• Task item:
Find the string "rest" in the records. Copy each line that has it.
►
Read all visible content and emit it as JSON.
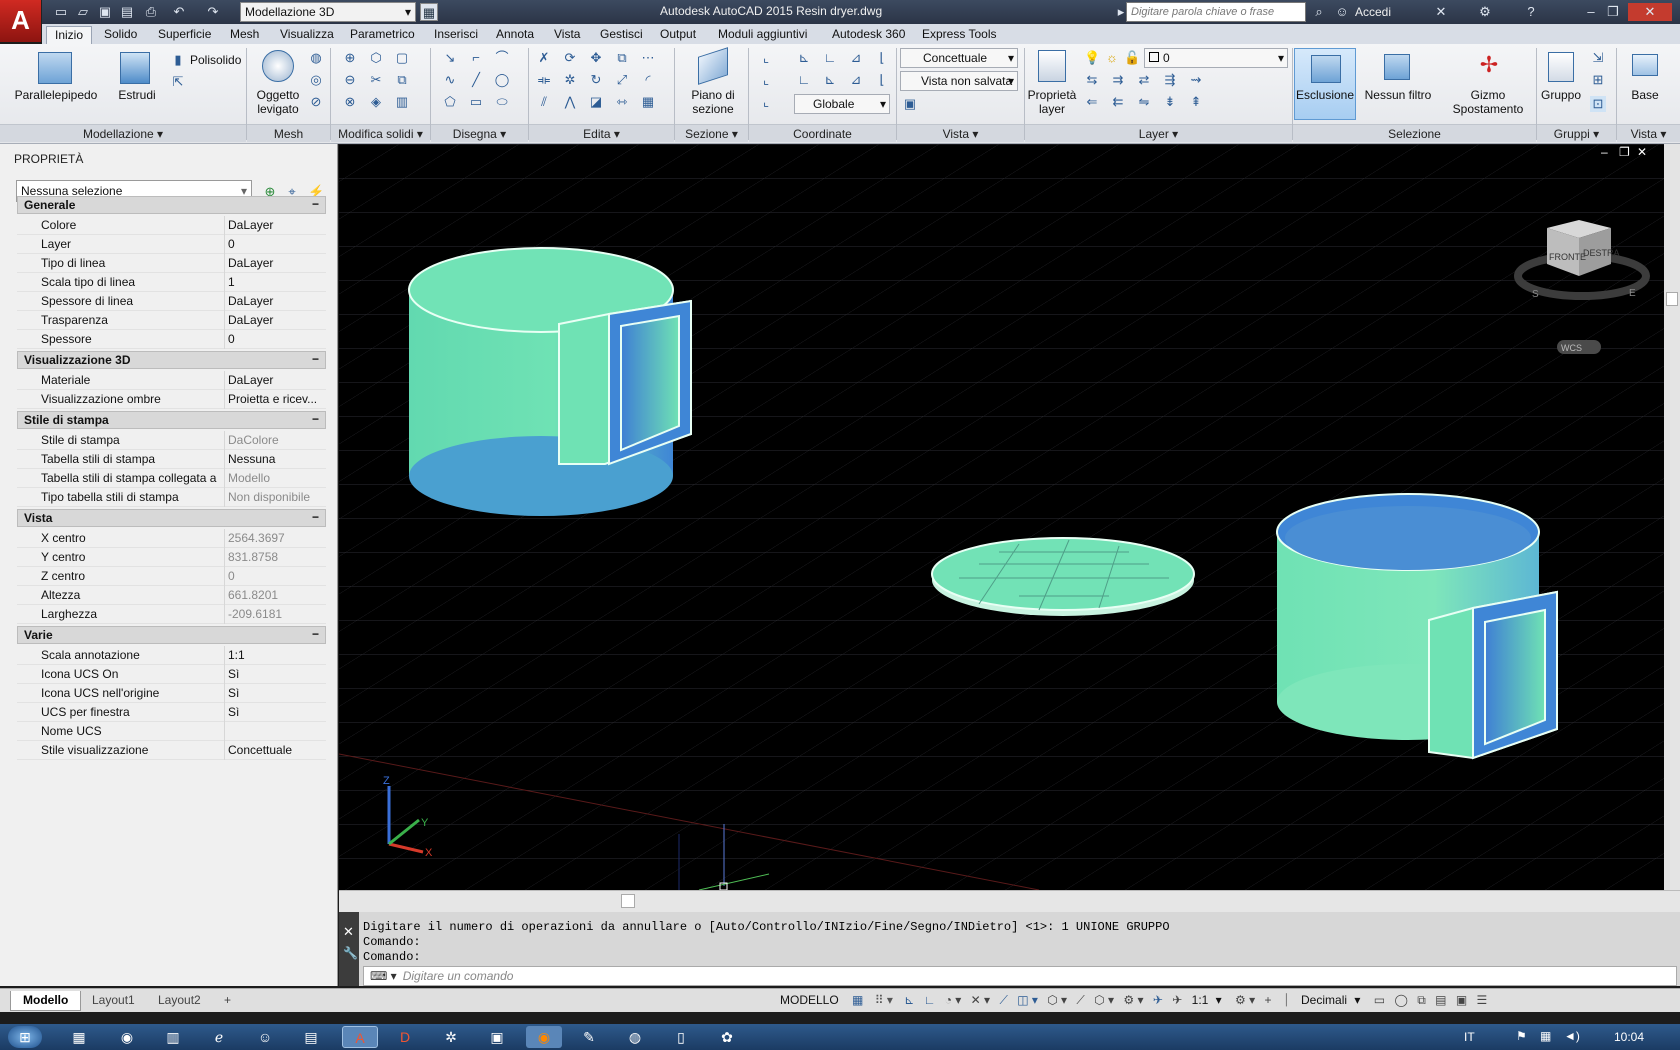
{
  "titlebar": {
    "workspace": "Modellazione 3D",
    "window_title": "Autodesk AutoCAD 2015    Resin dryer.dwg",
    "search_placeholder": "Digitare parola chiave o frase",
    "signin": "Accedi"
  },
  "tabs": [
    "Inizio",
    "Solido",
    "Superficie",
    "Mesh",
    "Visualizza",
    "Parametrico",
    "Inserisci",
    "Annota",
    "Vista",
    "Gestisci",
    "Output",
    "Moduli aggiuntivi",
    "Autodesk 360",
    "Express Tools"
  ],
  "ribbon": {
    "parallelepipedo": "Parallelepipedo",
    "estrudi": "Estrudi",
    "polisolido": "Polisolido",
    "oggetto_levigato": "Oggetto\nlevigato",
    "piano_sezione": "Piano di\nsezione",
    "visual_style": "Concettuale",
    "named_view": "Vista non salvata",
    "coord": "Globale",
    "layer_value": "0",
    "proprieta_layer": "Proprietà\nlayer",
    "esclusione": "Esclusione",
    "nessun_filtro": "Nessun filtro",
    "gizmo": "Gizmo\nSpostamento",
    "gruppo": "Gruppo",
    "base": "Base",
    "panels": [
      "Modellazione",
      "Mesh",
      "Modifica solidi",
      "Disegna",
      "Edita",
      "Sezione",
      "Coordinate",
      "Vista",
      "Layer",
      "Selezione",
      "Gruppi",
      "Vista"
    ]
  },
  "properties": {
    "title": "PROPRIETÀ",
    "selection": "Nessuna selezione",
    "sections": [
      {
        "name": "Generale",
        "rows": [
          [
            "Colore",
            "DaLayer"
          ],
          [
            "Layer",
            "0"
          ],
          [
            "Tipo di linea",
            "DaLayer"
          ],
          [
            "Scala tipo di linea",
            "1"
          ],
          [
            "Spessore di linea",
            "DaLayer"
          ],
          [
            "Trasparenza",
            "DaLayer"
          ],
          [
            "Spessore",
            "0"
          ]
        ]
      },
      {
        "name": "Visualizzazione 3D",
        "rows": [
          [
            "Materiale",
            "DaLayer"
          ],
          [
            "Visualizzazione ombre",
            "Proietta e ricev..."
          ]
        ]
      },
      {
        "name": "Stile di stampa",
        "rows": [
          [
            "Stile di stampa",
            "DaColore"
          ],
          [
            "Tabella stili di stampa",
            "Nessuna"
          ],
          [
            "Tabella stili di stampa collegata a",
            "Modello"
          ],
          [
            "Tipo tabella stili di stampa",
            "Non disponibile"
          ]
        ]
      },
      {
        "name": "Vista",
        "rows": [
          [
            "X centro",
            "2564.3697"
          ],
          [
            "Y centro",
            "831.8758"
          ],
          [
            "Z centro",
            "0"
          ],
          [
            "Altezza",
            "661.8201"
          ],
          [
            "Larghezza",
            "-209.6181"
          ]
        ]
      },
      {
        "name": "Varie",
        "rows": [
          [
            "Scala annotazione",
            "1:1"
          ],
          [
            "Icona UCS On",
            "Sì"
          ],
          [
            "Icona UCS nell'origine",
            "Sì"
          ],
          [
            "UCS per finestra",
            "Sì"
          ],
          [
            "Nome UCS",
            ""
          ],
          [
            "Stile visualizzazione",
            "Concettuale"
          ]
        ]
      }
    ]
  },
  "viewcube": {
    "front": "FRONTE",
    "right": "DESTRA",
    "wcs": "WCS",
    "south": "S",
    "east": "E"
  },
  "command": {
    "history": [
      "Digitare il numero di operazioni da annullare o [Auto/Controllo/INIzio/Fine/Segno/INDietro] <1>: 1 UNIONE GRUPPO",
      "Comando:",
      "Comando:"
    ],
    "placeholder": "Digitare un comando"
  },
  "layouts": [
    "Modello",
    "Layout1",
    "Layout2"
  ],
  "status": {
    "mode": "MODELLO",
    "scale": "1:1",
    "units": "Decimali"
  },
  "taskbar": {
    "lang": "IT",
    "time": "10:04"
  },
  "colors": {
    "solid": "#6fe2b4",
    "solid_shade": "#3f86d6",
    "accent": "#c8201a"
  }
}
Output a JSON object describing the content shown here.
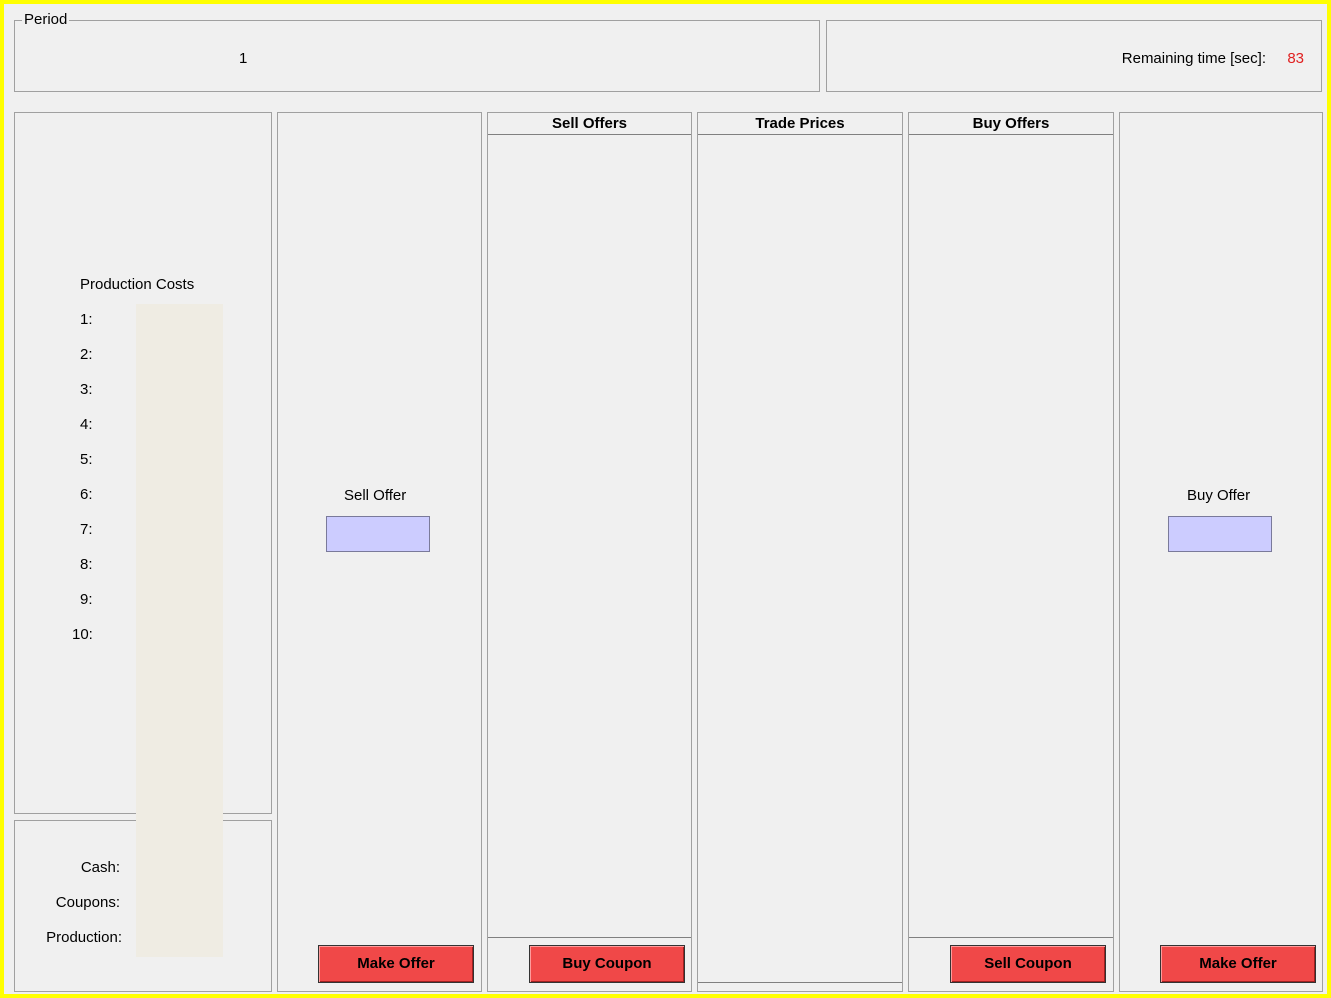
{
  "period": {
    "legend": "Period",
    "value": "1"
  },
  "timer": {
    "label": "Remaining time [sec]:",
    "value": "83",
    "value_color": "#e02020"
  },
  "production_costs": {
    "title": "Production Costs",
    "rows": [
      "1:",
      "2:",
      "3:",
      "4:",
      "5:",
      "6:",
      "7:",
      "8:",
      "9:",
      "10:"
    ]
  },
  "account": {
    "cash_label": "Cash:",
    "coupons_label": "Coupons:",
    "production_label": "Production:"
  },
  "sell_offer": {
    "label": "Sell Offer",
    "button": "Make Offer"
  },
  "sell_offers": {
    "header": "Sell Offers",
    "button": "Buy Coupon"
  },
  "trade_prices": {
    "header": "Trade Prices"
  },
  "buy_offers": {
    "header": "Buy Offers",
    "button": "Sell Coupon"
  },
  "buy_offer": {
    "label": "Buy Offer",
    "button": "Make Offer"
  },
  "colors": {
    "border": "#ffff00",
    "button": "#f04848",
    "input": "#ccccff"
  }
}
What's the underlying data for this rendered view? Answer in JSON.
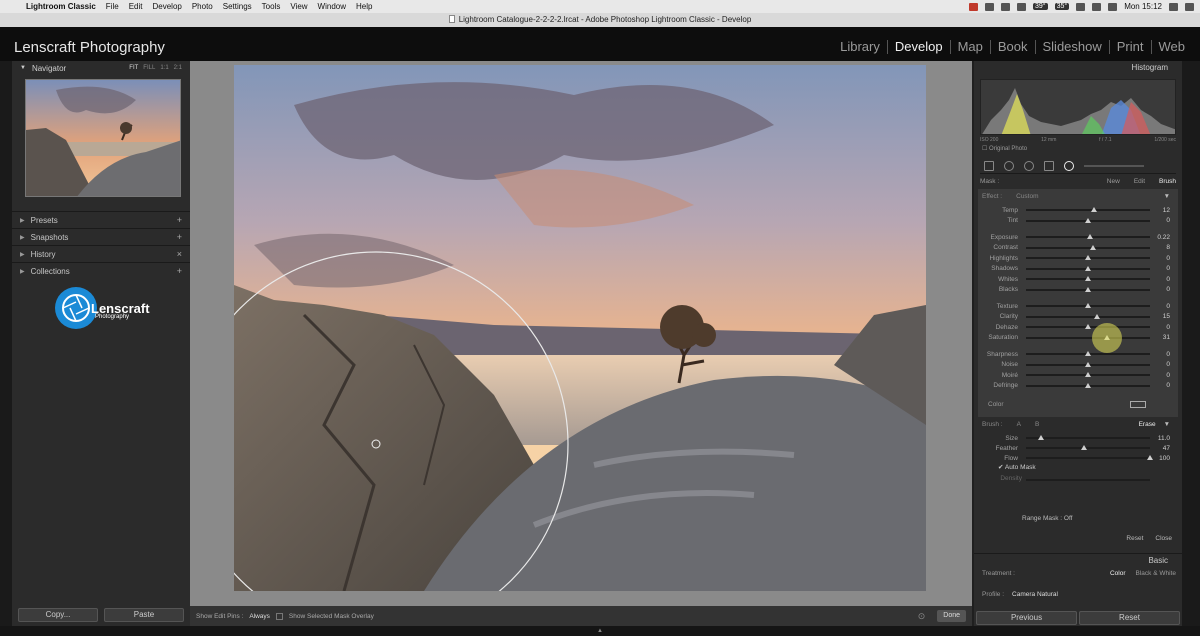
{
  "menubar": {
    "app_name": "Lightroom Classic",
    "items": [
      "File",
      "Edit",
      "Develop",
      "Photo",
      "Settings",
      "Tools",
      "View",
      "Window",
      "Help"
    ],
    "temp1": "39°",
    "temp2": "35°",
    "clock": "Mon 15:12"
  },
  "window": {
    "title": "Lightroom Catalogue-2-2-2-2.lrcat - Adobe Photoshop Lightroom Classic - Develop"
  },
  "identity": {
    "brand": "Lenscraft Photography"
  },
  "modules": [
    "Library",
    "Develop",
    "Map",
    "Book",
    "Slideshow",
    "Print",
    "Web"
  ],
  "left_panel": {
    "navigator": "Navigator",
    "zoom_fit": "FIT",
    "zoom_fill": "FILL",
    "zoom_1": "1:1",
    "zoom_2": "2:1",
    "rows": [
      {
        "label": "Presets",
        "action": "+"
      },
      {
        "label": "Snapshots",
        "action": "+"
      },
      {
        "label": "History",
        "action": "×"
      },
      {
        "label": "Collections",
        "action": "+"
      }
    ],
    "logo_text": "enscraft",
    "logo_letter": "L",
    "logo_sub": "Photography",
    "copy_label": "Copy...",
    "paste_label": "Paste"
  },
  "toolbar": {
    "edit_pins_label": "Show Edit Pins :",
    "edit_pins_value": "Always",
    "mask_overlay_label": "Show Selected Mask Overlay",
    "done_label": "Done"
  },
  "right_panel": {
    "histogram": "Histogram",
    "iso": "ISO 200",
    "focal": "12 mm",
    "aperture": "f / 7.1",
    "shutter": "1/200 sec",
    "original_photo": "Original Photo",
    "mask_label": "Mask :",
    "mask_new": "New",
    "mask_edit": "Edit",
    "mask_brush": "Brush",
    "effect_label": "Effect :",
    "effect_value": "Custom",
    "sliders": [
      {
        "name": "Temp",
        "value": "12",
        "pos": 0.55
      },
      {
        "name": "Tint",
        "value": "0",
        "pos": 0.5
      },
      {
        "name": "Exposure",
        "value": "0.22",
        "pos": 0.52
      },
      {
        "name": "Contrast",
        "value": "8",
        "pos": 0.54
      },
      {
        "name": "Highlights",
        "value": "0",
        "pos": 0.5
      },
      {
        "name": "Shadows",
        "value": "0",
        "pos": 0.5
      },
      {
        "name": "Whites",
        "value": "0",
        "pos": 0.5
      },
      {
        "name": "Blacks",
        "value": "0",
        "pos": 0.5
      },
      {
        "name": "Texture",
        "value": "0",
        "pos": 0.5
      },
      {
        "name": "Clarity",
        "value": "15",
        "pos": 0.57
      },
      {
        "name": "Dehaze",
        "value": "0",
        "pos": 0.5
      },
      {
        "name": "Saturation",
        "value": "31",
        "pos": 0.65
      },
      {
        "name": "Sharpness",
        "value": "0",
        "pos": 0.5
      },
      {
        "name": "Noise",
        "value": "0",
        "pos": 0.5
      },
      {
        "name": "Moiré",
        "value": "0",
        "pos": 0.5
      },
      {
        "name": "Defringe",
        "value": "0",
        "pos": 0.5
      }
    ],
    "color_label": "Color",
    "brush_label": "Brush :",
    "brush_a": "A",
    "brush_b": "B",
    "brush_erase": "Erase",
    "brush_sliders": [
      {
        "name": "Size",
        "value": "11.0",
        "pos": 0.12
      },
      {
        "name": "Feather",
        "value": "47",
        "pos": 0.47
      },
      {
        "name": "Flow",
        "value": "100",
        "pos": 1.0
      }
    ],
    "auto_mask": "Auto Mask",
    "density": "Density",
    "range_mask": "Range Mask : Off",
    "reset": "Reset",
    "close": "Close",
    "basic": "Basic",
    "treatment_label": "Treatment :",
    "treatment_color": "Color",
    "treatment_bw": "Black & White",
    "profile_label": "Profile :",
    "profile_value": "Camera Natural",
    "previous_label": "Previous",
    "reset_label": "Reset"
  },
  "colors": {
    "accent_blue": "#1b8ad6",
    "panel": "#2b2b2b",
    "cursor_highlight": "#e6e35a"
  }
}
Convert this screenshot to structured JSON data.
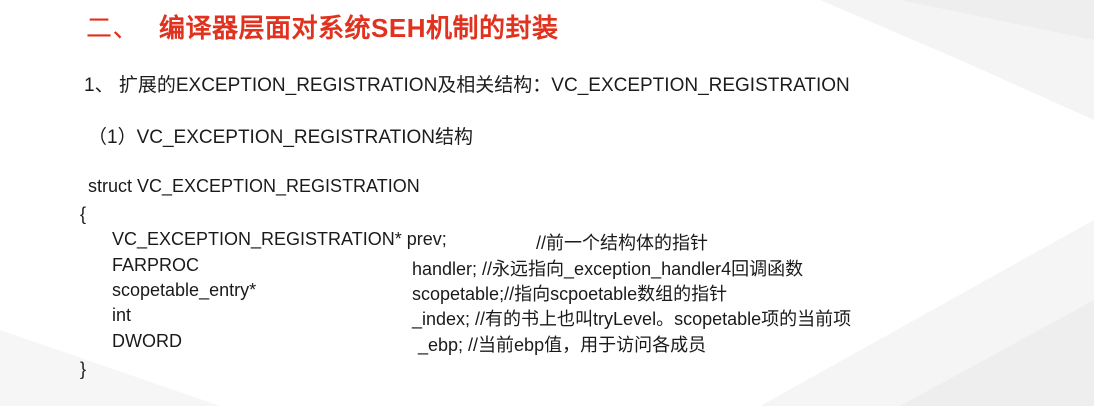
{
  "title": {
    "number": "二、",
    "text": "编译器层面对系统SEH机制的封装"
  },
  "subheading1": "1、 扩展的EXCEPTION_REGISTRATION及相关结构：VC_EXCEPTION_REGISTRATION",
  "subheading2": "（1）VC_EXCEPTION_REGISTRATION结构",
  "code": {
    "struct_decl": "struct VC_EXCEPTION_REGISTRATION",
    "open_brace": "{",
    "close_brace": "}",
    "fields": [
      {
        "type": "VC_EXCEPTION_REGISTRATION* prev;",
        "rest": "//前一个结构体的指针"
      },
      {
        "type": "FARPROC",
        "rest": "handler; //永远指向_exception_handler4回调函数"
      },
      {
        "type": "scopetable_entry*",
        "rest": "scopetable;//指向scpoetable数组的指针"
      },
      {
        "type": "int",
        "rest": "_index; //有的书上也叫tryLevel。scopetable项的当前项"
      },
      {
        "type": "DWORD",
        "rest": "_ebp;  //当前ebp值，用于访问各成员"
      }
    ]
  },
  "colors": {
    "title": "#e0321e",
    "text": "#1a1a1a",
    "background": "#ffffff"
  }
}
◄
• Finished task:
        "rest": "//前一个结构体的指针"
        "rest": "handler; //永远指向_exception_handler4回调函数"
        "rest": "scopetable;//指向scpoetable数组的指针"
        "rest": "_index; //有的书上也叫tryLevel。scopetable项的当前项"
        "rest": "_ebp;  //当前ebp值，用于访问各成员"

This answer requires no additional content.